-- Provided records follows --

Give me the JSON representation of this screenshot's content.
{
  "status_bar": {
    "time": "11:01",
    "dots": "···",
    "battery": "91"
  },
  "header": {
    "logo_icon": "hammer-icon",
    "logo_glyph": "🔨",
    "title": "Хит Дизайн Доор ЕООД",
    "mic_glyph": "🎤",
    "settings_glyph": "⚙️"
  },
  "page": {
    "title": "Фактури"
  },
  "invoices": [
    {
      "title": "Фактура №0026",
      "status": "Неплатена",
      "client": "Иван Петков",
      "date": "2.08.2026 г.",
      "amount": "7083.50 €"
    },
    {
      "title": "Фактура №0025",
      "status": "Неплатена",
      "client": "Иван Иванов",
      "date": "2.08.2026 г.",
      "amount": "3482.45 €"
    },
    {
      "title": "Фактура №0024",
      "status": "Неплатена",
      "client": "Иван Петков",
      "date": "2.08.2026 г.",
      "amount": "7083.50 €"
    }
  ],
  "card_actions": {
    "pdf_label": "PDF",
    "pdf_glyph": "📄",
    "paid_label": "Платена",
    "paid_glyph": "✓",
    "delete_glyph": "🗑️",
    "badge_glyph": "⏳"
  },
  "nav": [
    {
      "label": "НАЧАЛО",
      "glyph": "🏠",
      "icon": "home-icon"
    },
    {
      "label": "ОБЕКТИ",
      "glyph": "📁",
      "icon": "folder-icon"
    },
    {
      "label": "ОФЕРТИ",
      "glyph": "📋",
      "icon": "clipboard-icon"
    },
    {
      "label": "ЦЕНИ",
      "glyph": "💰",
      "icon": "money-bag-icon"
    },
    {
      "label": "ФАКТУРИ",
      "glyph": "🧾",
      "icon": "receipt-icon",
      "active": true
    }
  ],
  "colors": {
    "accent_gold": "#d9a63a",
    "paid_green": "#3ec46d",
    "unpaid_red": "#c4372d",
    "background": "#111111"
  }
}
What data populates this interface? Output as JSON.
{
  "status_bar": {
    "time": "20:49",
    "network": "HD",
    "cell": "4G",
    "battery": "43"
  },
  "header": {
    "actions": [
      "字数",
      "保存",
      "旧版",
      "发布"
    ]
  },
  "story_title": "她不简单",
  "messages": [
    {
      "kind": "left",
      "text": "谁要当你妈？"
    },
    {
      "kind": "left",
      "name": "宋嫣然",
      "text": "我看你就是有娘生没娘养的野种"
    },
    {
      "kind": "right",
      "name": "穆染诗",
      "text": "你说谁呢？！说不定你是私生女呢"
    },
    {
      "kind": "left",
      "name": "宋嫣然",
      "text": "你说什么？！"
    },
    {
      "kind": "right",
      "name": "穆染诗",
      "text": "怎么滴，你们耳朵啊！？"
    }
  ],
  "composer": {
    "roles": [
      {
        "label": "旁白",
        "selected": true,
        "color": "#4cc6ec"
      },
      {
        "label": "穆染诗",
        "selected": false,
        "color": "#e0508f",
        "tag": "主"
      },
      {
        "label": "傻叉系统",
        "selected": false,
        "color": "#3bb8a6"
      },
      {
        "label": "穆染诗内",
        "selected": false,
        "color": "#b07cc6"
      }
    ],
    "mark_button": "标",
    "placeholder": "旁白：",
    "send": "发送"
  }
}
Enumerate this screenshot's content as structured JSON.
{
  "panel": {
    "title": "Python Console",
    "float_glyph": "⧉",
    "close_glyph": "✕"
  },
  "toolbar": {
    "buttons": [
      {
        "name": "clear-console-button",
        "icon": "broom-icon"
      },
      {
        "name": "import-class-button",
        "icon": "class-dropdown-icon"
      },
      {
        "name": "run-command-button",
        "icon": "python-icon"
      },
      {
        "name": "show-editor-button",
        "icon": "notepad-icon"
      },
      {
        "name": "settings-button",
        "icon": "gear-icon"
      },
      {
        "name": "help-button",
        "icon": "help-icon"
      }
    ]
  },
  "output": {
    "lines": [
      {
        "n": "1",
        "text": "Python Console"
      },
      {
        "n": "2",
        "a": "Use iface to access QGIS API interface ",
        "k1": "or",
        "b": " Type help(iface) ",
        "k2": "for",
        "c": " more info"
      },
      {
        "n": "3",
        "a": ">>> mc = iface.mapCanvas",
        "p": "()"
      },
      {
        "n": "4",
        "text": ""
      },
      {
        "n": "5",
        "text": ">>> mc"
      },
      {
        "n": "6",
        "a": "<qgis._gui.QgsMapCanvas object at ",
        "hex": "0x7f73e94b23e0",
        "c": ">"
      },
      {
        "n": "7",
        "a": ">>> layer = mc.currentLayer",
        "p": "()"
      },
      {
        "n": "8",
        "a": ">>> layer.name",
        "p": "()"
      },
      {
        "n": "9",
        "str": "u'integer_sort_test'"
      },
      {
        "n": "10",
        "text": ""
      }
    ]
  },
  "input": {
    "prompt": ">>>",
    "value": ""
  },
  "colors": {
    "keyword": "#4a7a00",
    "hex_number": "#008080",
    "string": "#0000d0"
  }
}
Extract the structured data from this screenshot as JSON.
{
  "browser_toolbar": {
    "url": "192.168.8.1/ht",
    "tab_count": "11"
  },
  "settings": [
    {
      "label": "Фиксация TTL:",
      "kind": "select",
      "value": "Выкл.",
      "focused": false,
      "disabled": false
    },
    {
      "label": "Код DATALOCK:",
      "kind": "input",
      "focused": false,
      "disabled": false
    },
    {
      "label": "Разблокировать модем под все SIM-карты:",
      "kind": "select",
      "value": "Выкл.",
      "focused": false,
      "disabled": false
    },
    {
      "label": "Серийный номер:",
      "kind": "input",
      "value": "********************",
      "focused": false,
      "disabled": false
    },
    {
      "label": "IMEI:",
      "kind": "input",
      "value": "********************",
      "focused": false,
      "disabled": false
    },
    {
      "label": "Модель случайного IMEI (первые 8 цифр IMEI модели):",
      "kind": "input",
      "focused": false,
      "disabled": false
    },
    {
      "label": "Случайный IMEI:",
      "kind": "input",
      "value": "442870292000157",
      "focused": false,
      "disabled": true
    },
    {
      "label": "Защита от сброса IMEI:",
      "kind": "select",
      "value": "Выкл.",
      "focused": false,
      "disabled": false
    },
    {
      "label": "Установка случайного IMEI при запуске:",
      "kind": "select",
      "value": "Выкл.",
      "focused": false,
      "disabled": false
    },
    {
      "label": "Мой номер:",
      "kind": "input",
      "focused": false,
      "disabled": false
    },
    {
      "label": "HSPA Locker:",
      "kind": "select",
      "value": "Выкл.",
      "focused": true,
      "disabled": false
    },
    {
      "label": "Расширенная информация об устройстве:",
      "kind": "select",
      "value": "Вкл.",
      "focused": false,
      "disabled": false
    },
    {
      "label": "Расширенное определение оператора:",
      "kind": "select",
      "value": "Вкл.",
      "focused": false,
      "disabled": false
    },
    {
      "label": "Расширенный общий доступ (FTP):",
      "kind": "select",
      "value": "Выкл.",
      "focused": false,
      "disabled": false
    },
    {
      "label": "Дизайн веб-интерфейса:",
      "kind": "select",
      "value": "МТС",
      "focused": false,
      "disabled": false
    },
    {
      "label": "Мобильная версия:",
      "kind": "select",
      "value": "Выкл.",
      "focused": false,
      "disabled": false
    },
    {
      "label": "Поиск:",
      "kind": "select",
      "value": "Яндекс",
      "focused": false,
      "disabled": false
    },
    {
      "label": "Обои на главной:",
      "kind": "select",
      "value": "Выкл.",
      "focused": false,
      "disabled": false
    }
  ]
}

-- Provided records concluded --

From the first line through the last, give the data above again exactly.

Give me the JSON representation of this screenshot's content.
{
  "status_bar": {
    "time": "11:01",
    "dots": "···",
    "battery": "91"
  },
  "header": {
    "logo_icon": "hammer-icon",
    "logo_glyph": "🔨",
    "title": "Хит Дизайн Доор ЕООД",
    "mic_glyph": "🎤",
    "settings_glyph": "⚙️"
  },
  "page": {
    "title": "Фактури"
  },
  "invoices": [
    {
      "title": "Фактура №0026",
      "status": "Неплатена",
      "client": "Иван Петков",
      "date": "2.08.2026 г.",
      "amount": "7083.50 €"
    },
    {
      "title": "Фактура №0025",
      "status": "Неплатена",
      "client": "Иван Иванов",
      "date": "2.08.2026 г.",
      "amount": "3482.45 €"
    },
    {
      "title": "Фактура №0024",
      "status": "Неплатена",
      "client": "Иван Петков",
      "date": "2.08.2026 г.",
      "amount": "7083.50 €"
    }
  ],
  "card_actions": {
    "pdf_label": "PDF",
    "pdf_glyph": "📄",
    "paid_label": "Платена",
    "paid_glyph": "✓",
    "delete_glyph": "🗑️",
    "badge_glyph": "⏳"
  },
  "nav": [
    {
      "label": "НАЧАЛО",
      "glyph": "🏠",
      "icon": "home-icon"
    },
    {
      "label": "ОБЕКТИ",
      "glyph": "📁",
      "icon": "folder-icon"
    },
    {
      "label": "ОФЕРТИ",
      "glyph": "📋",
      "icon": "clipboard-icon"
    },
    {
      "label": "ЦЕНИ",
      "glyph": "💰",
      "icon": "money-bag-icon"
    },
    {
      "label": "ФАКТУРИ",
      "glyph": "🧾",
      "icon": "receipt-icon",
      "active": true
    }
  ],
  "colors": {
    "accent_gold": "#d9a63a",
    "paid_green": "#3ec46d",
    "unpaid_red": "#c4372d",
    "background": "#111111"
  }
}
What data populates this interface? Output as JSON.
{
  "status_bar": {
    "time": "20:49",
    "network": "HD",
    "cell": "4G",
    "battery": "43"
  },
  "header": {
    "actions": [
      "字数",
      "保存",
      "旧版",
      "发布"
    ]
  },
  "story_title": "她不简单",
  "messages": [
    {
      "kind": "left",
      "text": "谁要当你妈？"
    },
    {
      "kind": "left",
      "name": "宋嫣然",
      "text": "我看你就是有娘生没娘养的野种"
    },
    {
      "kind": "right",
      "name": "穆染诗",
      "text": "你说谁呢？！说不定你是私生女呢"
    },
    {
      "kind": "left",
      "name": "宋嫣然",
      "text": "你说什么？！"
    },
    {
      "kind": "right",
      "name": "穆染诗",
      "text": "怎么滴，你们耳朵啊！？"
    }
  ],
  "composer": {
    "roles": [
      {
        "label": "旁白",
        "selected": true,
        "color": "#4cc6ec"
      },
      {
        "label": "穆染诗",
        "selected": false,
        "color": "#e0508f",
        "tag": "主"
      },
      {
        "label": "傻叉系统",
        "selected": false,
        "color": "#3bb8a6"
      },
      {
        "label": "穆染诗内",
        "selected": false,
        "color": "#b07cc6"
      }
    ],
    "mark_button": "标",
    "placeholder": "旁白：",
    "send": "发送"
  }
}
Enumerate this screenshot's content as structured JSON.
{
  "panel": {
    "title": "Python Console",
    "float_glyph": "⧉",
    "close_glyph": "✕"
  },
  "toolbar": {
    "buttons": [
      {
        "name": "clear-console-button",
        "icon": "broom-icon"
      },
      {
        "name": "import-class-button",
        "icon": "class-dropdown-icon"
      },
      {
        "name": "run-command-button",
        "icon": "python-icon"
      },
      {
        "name": "show-editor-button",
        "icon": "notepad-icon"
      },
      {
        "name": "settings-button",
        "icon": "gear-icon"
      },
      {
        "name": "help-button",
        "icon": "help-icon"
      }
    ]
  },
  "output": {
    "lines": [
      {
        "n": "1",
        "text": "Python Console"
      },
      {
        "n": "2",
        "a": "Use iface to access QGIS API interface ",
        "k1": "or",
        "b": " Type help(iface) ",
        "k2": "for",
        "c": " more info"
      },
      {
        "n": "3",
        "a": ">>> mc = iface.mapCanvas",
        "p": "()"
      },
      {
        "n": "4",
        "text": ""
      },
      {
        "n": "5",
        "text": ">>> mc"
      },
      {
        "n": "6",
        "a": "<qgis._gui.QgsMapCanvas object at ",
        "hex": "0x7f73e94b23e0",
        "c": ">"
      },
      {
        "n": "7",
        "a": ">>> layer = mc.currentLayer",
        "p": "()"
      },
      {
        "n": "8",
        "a": ">>> layer.name",
        "p": "()"
      },
      {
        "n": "9",
        "str": "u'integer_sort_test'"
      },
      {
        "n": "10",
        "text": ""
      }
    ]
  },
  "input": {
    "prompt": ">>>",
    "value": ""
  },
  "colors": {
    "keyword": "#4a7a00",
    "hex_number": "#008080",
    "string": "#0000d0"
  }
}
Extract the structured data from this screenshot as JSON.
{
  "browser_toolbar": {
    "url": "192.168.8.1/ht",
    "tab_count": "11"
  },
  "settings": [
    {
      "label": "Фиксация TTL:",
      "kind": "select",
      "value": "Выкл.",
      "focused": false,
      "disabled": false
    },
    {
      "label": "Код DATALOCK:",
      "kind": "input",
      "focused": false,
      "disabled": false
    },
    {
      "label": "Разблокировать модем под все SIM-карты:",
      "kind": "select",
      "value": "Выкл.",
      "focused": false,
      "disabled": false
    },
    {
      "label": "Серийный номер:",
      "kind": "input",
      "value": "********************",
      "focused": false,
      "disabled": false
    },
    {
      "label": "IMEI:",
      "kind": "input",
      "value": "********************",
      "focused": false,
      "disabled": false
    },
    {
      "label": "Модель случайного IMEI (первые 8 цифр IMEI модели):",
      "kind": "input",
      "focused": false,
      "disabled": false
    },
    {
      "label": "Случайный IMEI:",
      "kind": "input",
      "value": "442870292000157",
      "focused": false,
      "disabled": true
    },
    {
      "label": "Защита от сброса IMEI:",
      "kind": "select",
      "value": "Выкл.",
      "focused": false,
      "disabled": false
    },
    {
      "label": "Установка случайного IMEI при запуске:",
      "kind": "select",
      "value": "Выкл.",
      "focused": false,
      "disabled": false
    },
    {
      "label": "Мой номер:",
      "kind": "input",
      "focused": false,
      "disabled": false
    },
    {
      "label": "HSPA Locker:",
      "kind": "select",
      "value": "Выкл.",
      "focused": true,
      "disabled": false
    },
    {
      "label": "Расширенная информация об устройстве:",
      "kind": "select",
      "value": "Вкл.",
      "focused": false,
      "disabled": false
    },
    {
      "label": "Расширенное определение оператора:",
      "kind": "select",
      "value": "Вкл.",
      "focused": false,
      "disabled": false
    },
    {
      "label": "Расширенный общий доступ (FTP):",
      "kind": "select",
      "value": "Выкл.",
      "focused": false,
      "disabled": false
    },
    {
      "label": "Дизайн веб-интерфейса:",
      "kind": "select",
      "value": "МТС",
      "focused": false,
      "disabled": false
    },
    {
      "label": "Мобильная версия:",
      "kind": "select",
      "value": "Выкл.",
      "focused": false,
      "disabled": false
    },
    {
      "label": "Поиск:",
      "kind": "select",
      "value": "Яндекс",
      "focused": false,
      "disabled": false
    },
    {
      "label": "Обои на главной:",
      "kind": "select",
      "value": "Выкл.",
      "focused": false,
      "disabled": false
    }
  ]
}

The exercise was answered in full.